The weather is turning a bit toastier 'round Southern California, as it is wont to do in the middle of October, even as many people are readying to move onto true fall and sweather weather.
And the question so many of us ask on an unexpectedly hot day is this: Do we find a pool somewhere to cool down or do we seek out a museum that possesses plum A/C, the better to enjoy artworks in a pleasantly chilly space?
If you make for the Annenberg Community Beach House from Friday, Oct. 14 through Sunday, Oct. 16, you won't need to make that challenging choice: You can take a dip in a swimming pool while simultaneously enjoying a bevy of interesting pieces by 18 LA-based artists.
Local news from across Southern California
We speak of "Snorkel Dreams: A Machine Project Guide to Art Underwater," an imaginative, H2O-based collaboration between the historic Santa Monica landmark and Machine Project, the Echo Park-headquartered artist collective behind several surreal happenings (including a recent inquiry into what a UFO smells like).
"Snorkel Dreams" will feature "ceramics, paintings, underwater video, ice sculpture, photography, latex sea-horse, and a sunken mannequin," lest you were curious as to the impressive variety of pieces that will be placed at the bottom of the well-known pool.
"The show is free," says Machine Project, but due to limited space in the pool a time and day should be (read: absolutely definitely must be) reserved in advance.
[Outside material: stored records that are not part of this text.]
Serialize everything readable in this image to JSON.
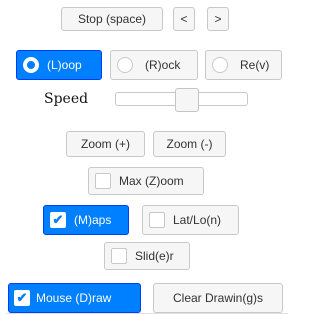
{
  "controls": {
    "stop_label": "Stop (space)",
    "prev_label": "<",
    "next_label": ">",
    "loop_label": "(L)oop",
    "rock_label": "(R)ock",
    "rev_label": "Re(v)",
    "speed_label": "Speed",
    "speed_fraction": 0.55,
    "zoom_in_label": "Zoom (+)",
    "zoom_out_label": "Zoom (-)",
    "max_zoom_label": "Max (Z)oom",
    "maps_label": "(M)aps",
    "latlon_label": "Lat/Lo(n)",
    "slider_label": "Slid(e)r",
    "mouse_draw_label": "Mouse (D)raw",
    "clear_label": "Clear Drawin(g)s"
  },
  "state": {
    "loop_selected": true,
    "maps_checked": true,
    "latlon_checked": false,
    "slider_checked": false,
    "max_zoom_checked": false,
    "mouse_draw_checked": true
  },
  "colors": {
    "active": "#007fff",
    "active_border": "#003eff",
    "default_bg": "#f6f6f6"
  }
}
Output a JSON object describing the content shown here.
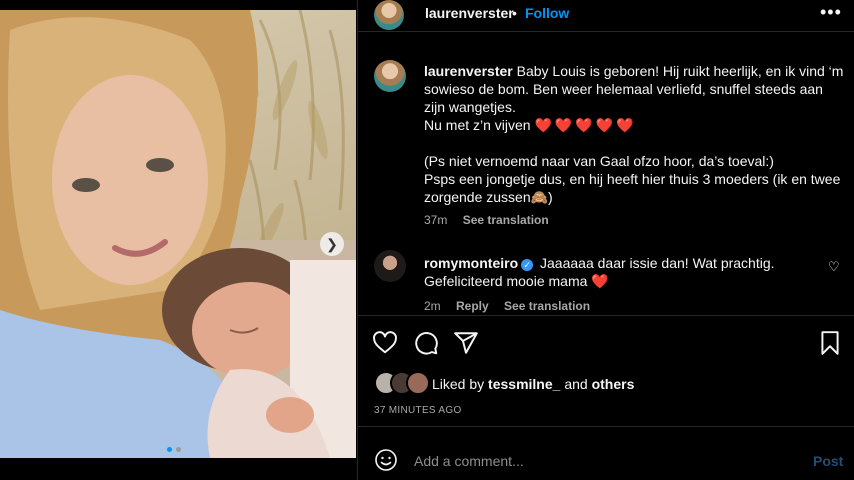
{
  "post": {
    "author": "laurenverster",
    "separator": "•",
    "follow_label": "Follow",
    "more_label": "•••",
    "carousel_dots": 2
  },
  "caption": {
    "username": "laurenverster",
    "line1": "Baby Louis is geboren! Hij ruikt heerlijk, en ik vind ‘m sowieso de bom. Ben weer helemaal verliefd, snuffel steeds aan zijn wangetjes.",
    "line2": "Nu met z’n vijven",
    "hearts": "❤️❤️❤️❤️❤️",
    "line3": "(Ps niet vernoemd naar van Gaal ofzo hoor, da’s toeval:)",
    "line4": "Psps een jongetje dus, en hij heeft hier thuis 3 moeders (ik en twee zorgende zussen🙈)",
    "time": "37m",
    "see_translation": "See translation"
  },
  "comment": {
    "username": "romymonteiro",
    "verified_mark": "✓",
    "text": "Jaaaaaa daar issie dan! Wat prachtig. Gefeliciteerd mooie mama",
    "heart": "❤️",
    "time": "2m",
    "reply": "Reply",
    "see_translation": "See translation"
  },
  "likes": {
    "prefix": "Liked by",
    "user": "tessmilne_",
    "conjunction": "and",
    "others": "others"
  },
  "timestamp": "37 MINUTES AGO",
  "add_comment": {
    "placeholder": "Add a comment...",
    "post_label": "Post"
  },
  "colors": {
    "accent": "#0095f6",
    "background": "#000000",
    "heart": "#ed1c24"
  }
}
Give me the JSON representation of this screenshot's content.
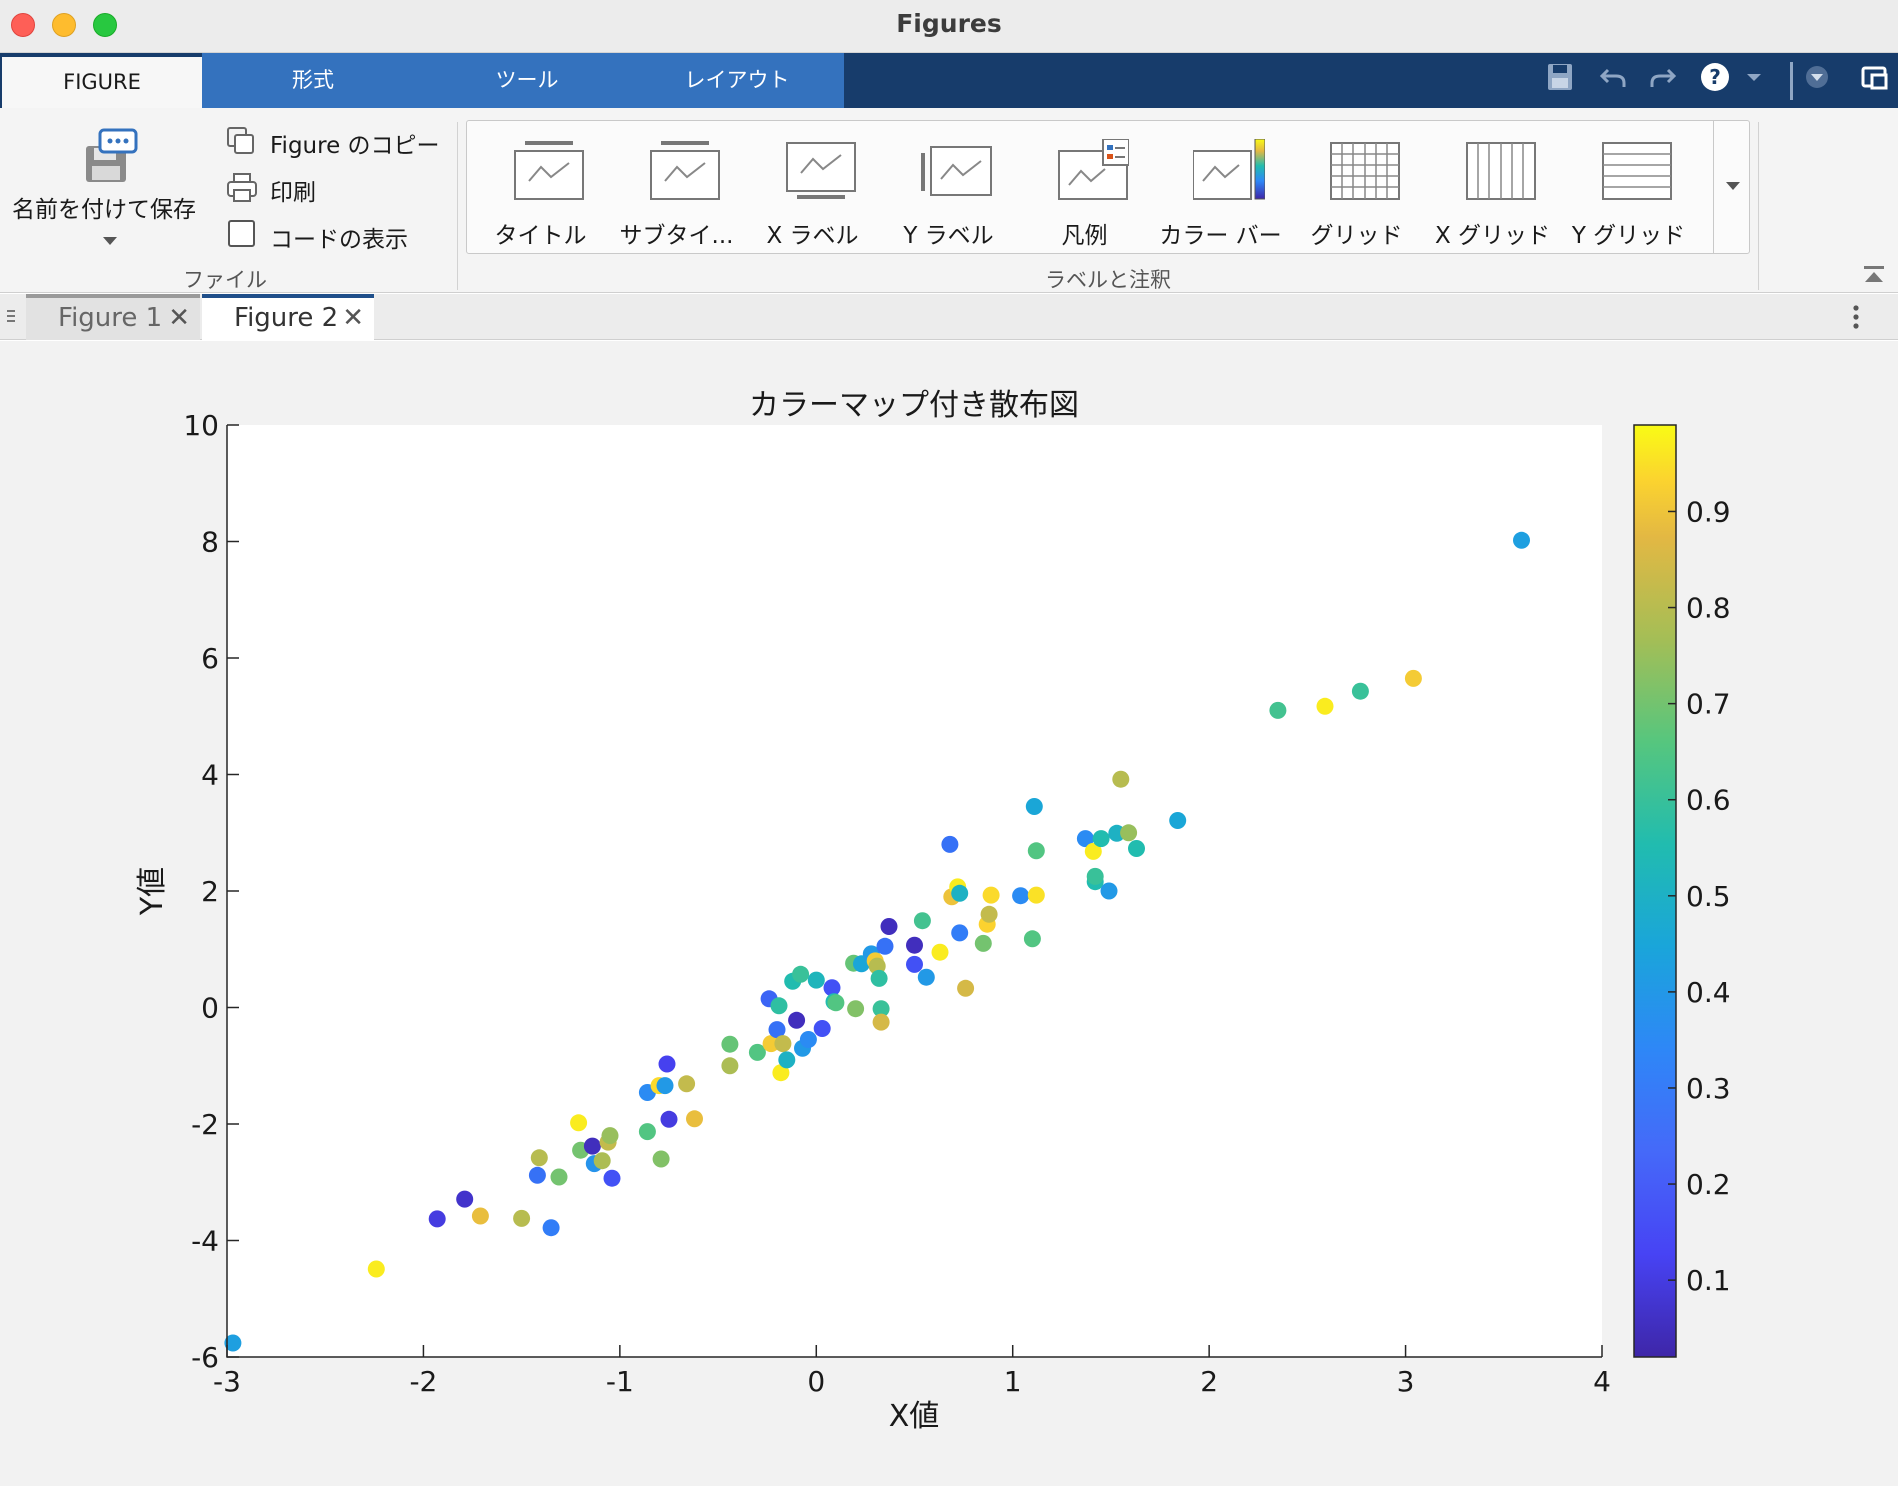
{
  "window": {
    "title": "Figures"
  },
  "ribbon_tabs": [
    "FIGURE",
    "形式",
    "ツール",
    "レイアウト"
  ],
  "file_section": {
    "save_as_label": "名前を付けて保存",
    "copy_figure_label": "Figure のコピー",
    "print_label": "印刷",
    "show_code_label": "コードの表示",
    "section_label": "ファイル"
  },
  "labels_section": {
    "items": [
      "タイトル",
      "サブタイ...",
      "X ラベル",
      "Y ラベル",
      "凡例",
      "カラー バー",
      "グリッド",
      "X グリッド",
      "Y グリッド"
    ],
    "section_label": "ラベルと注釈"
  },
  "figure_tabs": [
    "Figure 1",
    "Figure 2"
  ],
  "active_figure_tab": "Figure 2",
  "icons": [
    "save-icon",
    "undo-icon",
    "redo-icon",
    "help-icon",
    "dropdown-icon",
    "undock-icon",
    "copy-icon",
    "print-icon",
    "checkbox-icon",
    "more-icon",
    "collapse-ribbon-icon"
  ],
  "colormap": [
    "#3e26a8",
    "#4743f4",
    "#2e87f7",
    "#1aa5da",
    "#21bcaf",
    "#56c67e",
    "#a4be56",
    "#e3b843",
    "#fbd32f",
    "#f9fb15"
  ],
  "chart_data": {
    "type": "scatter",
    "title": "カラーマップ付き散布図",
    "xlabel": "X値",
    "ylabel": "Y値",
    "xlim": [
      -3,
      4
    ],
    "ylim": [
      -6,
      10
    ],
    "xticks": [
      "-3",
      "-2",
      "-1",
      "0",
      "1",
      "2",
      "3",
      "4"
    ],
    "yticks": [
      "-6",
      "-4",
      "-2",
      "0",
      "2",
      "4",
      "6",
      "8",
      "10"
    ],
    "colorbar": {
      "range": [
        0.02,
        0.99
      ],
      "ticks": [
        "0.1",
        "0.2",
        "0.3",
        "0.4",
        "0.5",
        "0.6",
        "0.7",
        "0.8",
        "0.9"
      ]
    },
    "grid": false,
    "points": [
      [
        -2.97,
        -5.76,
        0.32
      ],
      [
        -2.24,
        -4.49,
        0.95
      ],
      [
        -1.93,
        -3.63,
        0.1
      ],
      [
        -1.79,
        -3.29,
        0.07
      ],
      [
        -1.71,
        -3.58,
        0.8
      ],
      [
        -1.5,
        -3.62,
        0.7
      ],
      [
        -1.42,
        -2.88,
        0.2
      ],
      [
        -1.41,
        -2.58,
        0.7
      ],
      [
        -1.35,
        -3.78,
        0.22
      ],
      [
        -1.31,
        -2.91,
        0.6
      ],
      [
        -1.21,
        -1.98,
        0.95
      ],
      [
        -1.2,
        -2.45,
        0.6
      ],
      [
        -1.14,
        -2.38,
        0.05
      ],
      [
        -1.13,
        -2.68,
        0.28
      ],
      [
        -1.09,
        -2.63,
        0.68
      ],
      [
        -1.06,
        -2.31,
        0.72
      ],
      [
        -1.05,
        -2.2,
        0.65
      ],
      [
        -1.04,
        -2.93,
        0.15
      ],
      [
        -0.86,
        -1.46,
        0.25
      ],
      [
        -0.86,
        -2.13,
        0.55
      ],
      [
        -0.8,
        -1.34,
        0.9
      ],
      [
        -0.79,
        -2.6,
        0.62
      ],
      [
        -0.77,
        -1.34,
        0.3
      ],
      [
        -0.76,
        -0.97,
        0.12
      ],
      [
        -0.75,
        -1.92,
        0.1
      ],
      [
        -0.66,
        -1.31,
        0.72
      ],
      [
        -0.62,
        -1.91,
        0.8
      ],
      [
        -0.44,
        -1.0,
        0.68
      ],
      [
        -0.44,
        -0.63,
        0.58
      ],
      [
        -0.3,
        -0.77,
        0.55
      ],
      [
        -0.24,
        0.15,
        0.18
      ],
      [
        -0.23,
        -0.62,
        0.85
      ],
      [
        -0.2,
        -0.38,
        0.2
      ],
      [
        -0.19,
        0.03,
        0.48
      ],
      [
        -0.18,
        -1.12,
        0.95
      ],
      [
        -0.17,
        -0.62,
        0.72
      ],
      [
        -0.15,
        -0.9,
        0.4
      ],
      [
        -0.12,
        0.45,
        0.45
      ],
      [
        -0.1,
        -0.22,
        0.05
      ],
      [
        -0.08,
        0.57,
        0.5
      ],
      [
        -0.07,
        -0.7,
        0.3
      ],
      [
        -0.04,
        -0.55,
        0.25
      ],
      [
        0.0,
        0.47,
        0.42
      ],
      [
        0.03,
        -0.36,
        0.15
      ],
      [
        0.08,
        0.34,
        0.15
      ],
      [
        0.09,
        0.1,
        0.45
      ],
      [
        0.1,
        0.08,
        0.55
      ],
      [
        0.19,
        0.76,
        0.58
      ],
      [
        0.2,
        -0.02,
        0.62
      ],
      [
        0.23,
        0.75,
        0.35
      ],
      [
        0.28,
        0.92,
        0.3
      ],
      [
        0.3,
        0.8,
        0.85
      ],
      [
        0.31,
        0.71,
        0.7
      ],
      [
        0.32,
        0.5,
        0.48
      ],
      [
        0.33,
        -0.02,
        0.5
      ],
      [
        0.33,
        -0.25,
        0.75
      ],
      [
        0.35,
        1.05,
        0.2
      ],
      [
        0.37,
        1.39,
        0.05
      ],
      [
        0.5,
        1.07,
        0.05
      ],
      [
        0.5,
        0.74,
        0.15
      ],
      [
        0.54,
        1.49,
        0.52
      ],
      [
        0.56,
        0.52,
        0.3
      ],
      [
        0.63,
        0.95,
        0.95
      ],
      [
        0.68,
        2.8,
        0.2
      ],
      [
        0.69,
        1.9,
        0.82
      ],
      [
        0.72,
        2.07,
        0.95
      ],
      [
        0.73,
        1.96,
        0.4
      ],
      [
        0.73,
        1.28,
        0.22
      ],
      [
        0.76,
        0.33,
        0.75
      ],
      [
        0.85,
        1.1,
        0.6
      ],
      [
        0.87,
        1.43,
        0.88
      ],
      [
        0.88,
        1.6,
        0.72
      ],
      [
        0.89,
        1.93,
        0.9
      ],
      [
        1.04,
        1.92,
        0.25
      ],
      [
        1.1,
        1.18,
        0.55
      ],
      [
        1.11,
        3.45,
        0.35
      ],
      [
        1.12,
        2.69,
        0.55
      ],
      [
        1.12,
        1.93,
        0.92
      ],
      [
        1.37,
        2.9,
        0.25
      ],
      [
        1.41,
        2.68,
        0.95
      ],
      [
        1.42,
        2.16,
        0.45
      ],
      [
        1.42,
        2.25,
        0.5
      ],
      [
        1.45,
        2.9,
        0.45
      ],
      [
        1.49,
        2.0,
        0.3
      ],
      [
        1.53,
        2.99,
        0.4
      ],
      [
        1.55,
        3.92,
        0.7
      ],
      [
        1.59,
        3.0,
        0.65
      ],
      [
        1.63,
        2.73,
        0.45
      ],
      [
        1.84,
        3.21,
        0.35
      ],
      [
        2.35,
        5.1,
        0.52
      ],
      [
        2.59,
        5.17,
        0.95
      ],
      [
        2.77,
        5.43,
        0.5
      ],
      [
        3.04,
        5.65,
        0.85
      ],
      [
        3.59,
        8.02,
        0.32
      ]
    ]
  }
}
Really, do not dally if it piques your pool-loving interest.
And unlike most museum and gallery shows, you'll probably want to arrive with your swimsuit for this one, at least if you want to get closer to the artworks. As in, view them from a close-up vantage point underwater.
You can admire the artworks from above, of course, while standing or sitting outside of the pool. This is also a fine and whimsical way to experience the show if you do not swim or prefer to stay upon terra firma or you can't find your trunks, the one you wore to the beach only last August, darn it.
Snorkels and goggles are also recommended, but if you forget yours, or need to borrow, there shall be a few at the pool's edge (also, yes, remember a towel).
Artists include Jessica Cowley, Paul Pescador, and a host of convention-ignoring big thinkers who've embraced the idea of this most unusual, and highly soggy, of galleries.
True, some museums do have skylights, the better to illuminate rare masterworks, but "Snorkel Dreams" will have a lot of sun, with no skylight to diffuse its beams, so arrive not only with your wonder and curiosity in tow but with a bottle of sunscreen, too.